[WORK REQUEST] Each record is to be repeated exactly as it stands below.

[EXERCISE INPUTS]
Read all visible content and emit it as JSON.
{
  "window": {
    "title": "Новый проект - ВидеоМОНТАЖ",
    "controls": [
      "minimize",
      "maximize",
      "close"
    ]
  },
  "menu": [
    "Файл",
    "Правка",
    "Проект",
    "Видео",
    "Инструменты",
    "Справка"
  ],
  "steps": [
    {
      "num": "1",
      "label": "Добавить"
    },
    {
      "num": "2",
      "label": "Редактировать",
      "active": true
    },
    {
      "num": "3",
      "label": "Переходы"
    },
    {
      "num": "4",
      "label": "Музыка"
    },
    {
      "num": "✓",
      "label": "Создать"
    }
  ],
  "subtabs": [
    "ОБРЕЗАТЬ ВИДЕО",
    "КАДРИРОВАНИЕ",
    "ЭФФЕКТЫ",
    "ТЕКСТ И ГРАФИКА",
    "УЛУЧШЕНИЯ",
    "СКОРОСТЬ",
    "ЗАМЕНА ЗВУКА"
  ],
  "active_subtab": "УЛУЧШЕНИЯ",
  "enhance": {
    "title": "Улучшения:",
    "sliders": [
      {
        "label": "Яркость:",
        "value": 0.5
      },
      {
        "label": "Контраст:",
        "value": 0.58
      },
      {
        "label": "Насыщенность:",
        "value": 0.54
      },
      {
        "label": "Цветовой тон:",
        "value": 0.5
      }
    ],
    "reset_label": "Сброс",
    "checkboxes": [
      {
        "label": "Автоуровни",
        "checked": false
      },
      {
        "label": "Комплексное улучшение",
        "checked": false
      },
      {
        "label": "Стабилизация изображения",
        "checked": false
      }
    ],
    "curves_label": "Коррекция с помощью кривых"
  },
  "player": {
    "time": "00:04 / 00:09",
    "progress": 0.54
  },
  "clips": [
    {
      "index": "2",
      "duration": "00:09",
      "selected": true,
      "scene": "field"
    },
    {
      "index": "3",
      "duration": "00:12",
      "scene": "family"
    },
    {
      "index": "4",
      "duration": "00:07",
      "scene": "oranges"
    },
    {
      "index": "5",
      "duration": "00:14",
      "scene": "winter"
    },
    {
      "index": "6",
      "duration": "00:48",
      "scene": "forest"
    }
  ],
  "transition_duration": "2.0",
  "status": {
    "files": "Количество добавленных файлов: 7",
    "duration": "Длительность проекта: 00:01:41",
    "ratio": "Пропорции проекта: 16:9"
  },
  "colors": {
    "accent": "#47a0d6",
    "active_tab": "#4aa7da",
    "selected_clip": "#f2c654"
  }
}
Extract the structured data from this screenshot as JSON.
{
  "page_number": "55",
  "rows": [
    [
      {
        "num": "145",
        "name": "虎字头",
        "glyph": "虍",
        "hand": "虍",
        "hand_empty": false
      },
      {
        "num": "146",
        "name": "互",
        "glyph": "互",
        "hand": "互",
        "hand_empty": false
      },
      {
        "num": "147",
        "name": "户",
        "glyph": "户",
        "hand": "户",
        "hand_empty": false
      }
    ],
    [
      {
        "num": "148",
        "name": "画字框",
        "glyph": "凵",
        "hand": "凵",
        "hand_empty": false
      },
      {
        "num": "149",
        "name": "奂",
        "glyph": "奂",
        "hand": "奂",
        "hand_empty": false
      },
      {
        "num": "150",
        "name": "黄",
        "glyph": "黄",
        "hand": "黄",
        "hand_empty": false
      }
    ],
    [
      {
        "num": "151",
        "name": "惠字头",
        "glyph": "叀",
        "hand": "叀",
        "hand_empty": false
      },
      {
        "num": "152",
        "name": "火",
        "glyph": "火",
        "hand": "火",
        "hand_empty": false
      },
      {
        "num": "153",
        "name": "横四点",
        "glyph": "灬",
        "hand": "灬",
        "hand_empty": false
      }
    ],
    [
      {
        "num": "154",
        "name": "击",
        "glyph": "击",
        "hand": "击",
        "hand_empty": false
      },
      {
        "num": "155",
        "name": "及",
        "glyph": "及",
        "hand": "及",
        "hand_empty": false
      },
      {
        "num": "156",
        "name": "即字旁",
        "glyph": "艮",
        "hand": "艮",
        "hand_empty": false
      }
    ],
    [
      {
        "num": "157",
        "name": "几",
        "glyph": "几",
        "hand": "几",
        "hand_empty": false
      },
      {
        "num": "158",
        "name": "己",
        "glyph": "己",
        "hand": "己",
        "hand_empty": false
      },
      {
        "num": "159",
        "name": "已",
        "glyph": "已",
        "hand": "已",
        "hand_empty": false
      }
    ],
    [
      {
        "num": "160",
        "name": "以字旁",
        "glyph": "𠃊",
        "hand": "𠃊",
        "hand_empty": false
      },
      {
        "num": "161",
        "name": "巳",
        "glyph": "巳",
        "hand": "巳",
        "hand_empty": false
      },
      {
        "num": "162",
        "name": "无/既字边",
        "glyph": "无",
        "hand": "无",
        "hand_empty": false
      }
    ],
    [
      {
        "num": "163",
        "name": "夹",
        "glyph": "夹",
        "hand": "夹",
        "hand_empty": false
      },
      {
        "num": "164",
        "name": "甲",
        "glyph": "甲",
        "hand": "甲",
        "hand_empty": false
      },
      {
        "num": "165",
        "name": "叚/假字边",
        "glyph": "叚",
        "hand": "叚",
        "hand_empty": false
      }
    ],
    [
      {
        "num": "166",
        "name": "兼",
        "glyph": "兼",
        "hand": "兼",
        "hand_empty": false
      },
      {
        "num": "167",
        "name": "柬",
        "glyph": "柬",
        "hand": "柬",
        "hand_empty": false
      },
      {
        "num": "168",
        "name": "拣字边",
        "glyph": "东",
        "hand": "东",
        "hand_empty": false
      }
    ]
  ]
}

[EXERCISE RESULT]
Read all visible content and emit it as JSON.
{
  "window": {
    "title": "Новый проект - ВидеоМОНТАЖ",
    "controls": [
      "minimize",
      "maximize",
      "close"
    ]
  },
  "menu": [
    "Файл",
    "Правка",
    "Проект",
    "Видео",
    "Инструменты",
    "Справка"
  ],
  "steps": [
    {
      "num": "1",
      "label": "Добавить"
    },
    {
      "num": "2",
      "label": "Редактировать",
      "active": true
    },
    {
      "num": "3",
      "label": "Переходы"
    },
    {
      "num": "4",
      "label": "Музыка"
    },
    {
      "num": "✓",
      "label": "Создать"
    }
  ],
  "subtabs": [
    "ОБРЕЗАТЬ ВИДЕО",
    "КАДРИРОВАНИЕ",
    "ЭФФЕКТЫ",
    "ТЕКСТ И ГРАФИКА",
    "УЛУЧШЕНИЯ",
    "СКОРОСТЬ",
    "ЗАМЕНА ЗВУКА"
  ],
  "active_subtab": "УЛУЧШЕНИЯ",
  "enhance": {
    "title": "Улучшения:",
    "sliders": [
      {
        "label": "Яркость:",
        "value": 0.5
      },
      {
        "label": "Контраст:",
        "value": 0.58
      },
      {
        "label": "Насыщенность:",
        "value": 0.54
      },
      {
        "label": "Цветовой тон:",
        "value": 0.5
      }
    ],
    "reset_label": "Сброс",
    "checkboxes": [
      {
        "label": "Автоуровни",
        "checked": false
      },
      {
        "label": "Комплексное улучшение",
        "checked": false
      },
      {
        "label": "Стабилизация изображения",
        "checked": false
      }
    ],
    "curves_label": "Коррекция с помощью кривых"
  },
  "player": {
    "time": "00:04 / 00:09",
    "progress": 0.54
  },
  "clips": [
    {
      "index": "2",
      "duration": "00:09",
      "selected": true,
      "scene": "field"
    },
    {
      "index": "3",
      "duration": "00:12",
      "scene": "family"
    },
    {
      "index": "4",
      "duration": "00:07",
      "scene": "oranges"
    },
    {
      "index": "5",
      "duration": "00:14",
      "scene": "winter"
    },
    {
      "index": "6",
      "duration": "00:48",
      "scene": "forest"
    }
  ],
  "transition_duration": "2.0",
  "status": {
    "files": "Количество добавленных файлов: 7",
    "duration": "Длительность проекта: 00:01:41",
    "ratio": "Пропорции проекта: 16:9"
  },
  "colors": {
    "accent": "#47a0d6",
    "active_tab": "#4aa7da",
    "selected_clip": "#f2c654"
  }
}
Extract the structured data from this screenshot as JSON.
{
  "page_number": "55",
  "rows": [
    [
      {
        "num": "145",
        "name": "虎字头",
        "glyph": "虍",
        "hand": "虍",
        "hand_empty": false
      },
      {
        "num": "146",
        "name": "互",
        "glyph": "互",
        "hand": "互",
        "hand_empty": false
      },
      {
        "num": "147",
        "name": "户",
        "glyph": "户",
        "hand": "户",
        "hand_empty": false
      }
    ],
    [
      {
        "num": "148",
        "name": "画字框",
        "glyph": "凵",
        "hand": "凵",
        "hand_empty": false
      },
      {
        "num": "149",
        "name": "奂",
        "glyph": "奂",
        "hand": "奂",
        "hand_empty": false
      },
      {
        "num": "150",
        "name": "黄",
        "glyph": "黄",
        "hand": "黄",
        "hand_empty": false
      }
    ],
    [
      {
        "num": "151",
        "name": "惠字头",
        "glyph": "叀",
        "hand": "叀",
        "hand_empty": false
      },
      {
        "num": "152",
        "name": "火",
        "glyph": "火",
        "hand": "火",
        "hand_empty": false
      },
      {
        "num": "153",
        "name": "横四点",
        "glyph": "灬",
        "hand": "灬",
        "hand_empty": false
      }
    ],
    [
      {
        "num": "154",
        "name": "击",
        "glyph": "击",
        "hand": "击",
        "hand_empty": false
      },
      {
        "num": "155",
        "name": "及",
        "glyph": "及",
        "hand": "及",
        "hand_empty": false
      },
      {
        "num": "156",
        "name": "即字旁",
        "glyph": "艮",
        "hand": "艮",
        "hand_empty": false
      }
    ],
    [
      {
        "num": "157",
        "name": "几",
        "glyph": "几",
        "hand": "几",
        "hand_empty": false
      },
      {
        "num": "158",
        "name": "己",
        "glyph": "己",
        "hand": "己",
        "hand_empty": false
      },
      {
        "num": "159",
        "name": "已",
        "glyph": "已",
        "hand": "已",
        "hand_empty": false
      }
    ],
    [
      {
        "num": "160",
        "name": "以字旁",
        "glyph": "𠃊",
        "hand": "𠃊",
        "hand_empty": false
      },
      {
        "num": "161",
        "name": "巳",
        "glyph": "巳",
        "hand": "巳",
        "hand_empty": false
      },
      {
        "num": "162",
        "name": "无/既字边",
        "glyph": "无",
        "hand": "无",
        "hand_empty": false
      }
    ],
    [
      {
        "num": "163",
        "name": "夹",
        "glyph": "夹",
        "hand": "夹",
        "hand_empty": false
      },
      {
        "num": "164",
        "name": "甲",
        "glyph": "甲",
        "hand": "甲",
        "hand_empty": false
      },
      {
        "num": "165",
        "name": "叚/假字边",
        "glyph": "叚",
        "hand": "叚",
        "hand_empty": false
      }
    ],
    [
      {
        "num": "166",
        "name": "兼",
        "glyph": "兼",
        "hand": "兼",
        "hand_empty": false
      },
      {
        "num": "167",
        "name": "柬",
        "glyph": "柬",
        "hand": "柬",
        "hand_empty": false
      },
      {
        "num": "168",
        "name": "拣字边",
        "glyph": "东",
        "hand": "东",
        "hand_empty": false
      }
    ]
  ]
}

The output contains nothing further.